Dylan Callaghan talks to William Broyles Jr. for the Writers Guild of America, west.
Since serving in Vietnam as a Marine Lieutenant, William Broyles, Jr. has gone on to successful careers as a both a journalist and a Hollywood screenwriter, but he's still very much the war veteran that led a platoon of men in combat. Though he's scribed for films as disparate as Polar Express and Planet of the Apes, nothing is more personal to him than the war movies he's worked on, including last year's Jarhead and the new Clint Eastwood-helmed Flags of Our Fathers.

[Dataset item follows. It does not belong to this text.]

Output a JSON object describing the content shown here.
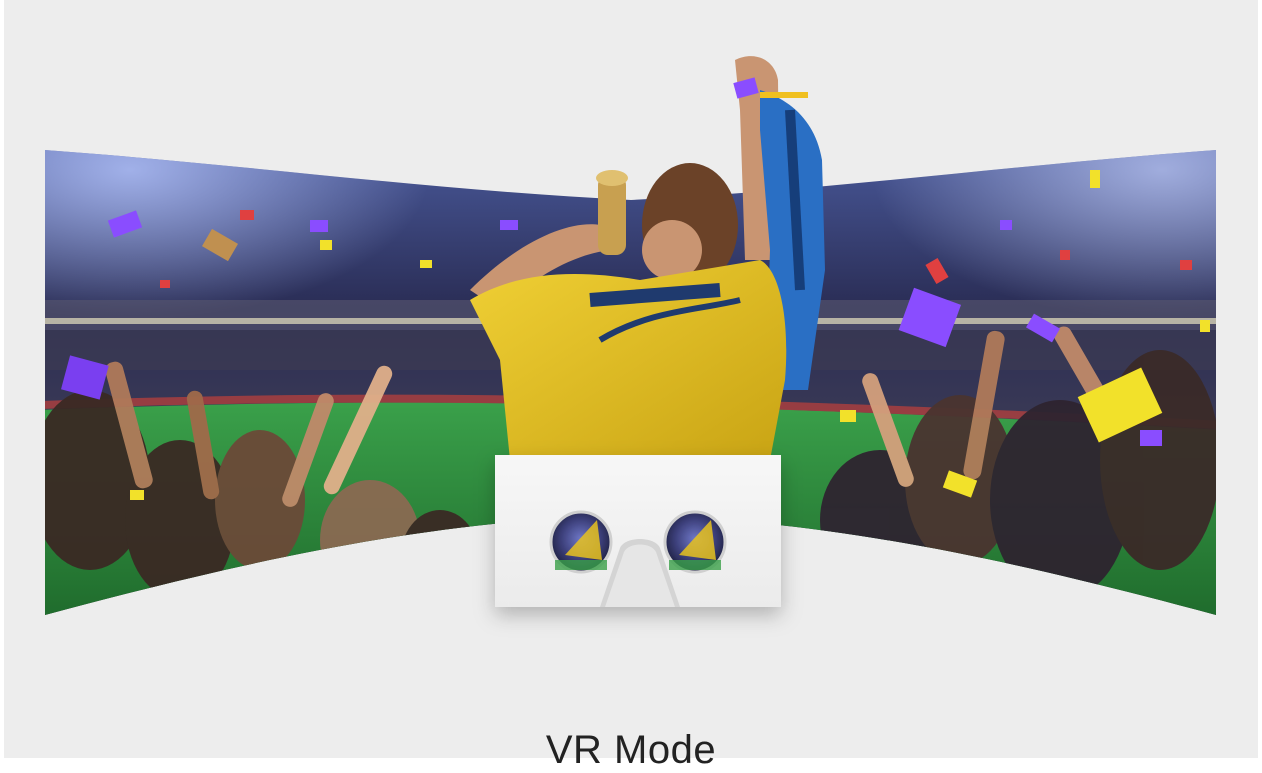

Broyles put his heart and the better part of two years into adapting James Bradley's same-titled novel, hoping Steven Spielberg would direct the film, but as is so often the case in Hollywood, things didn't quite go as planned. Instead, Oscar-winning writer-director Paul Haggis penned a second incarnation of Broyles' script and was able to persuade Clint Eastwood to shoot it. In a trade where being rewritten is anathema, Broyles is not only a dutiful warrior without a hint of bitterness, but says flatly that Haggis did a better job and that, in the final assessment, he is grateful the film he was so passionate about was finally made.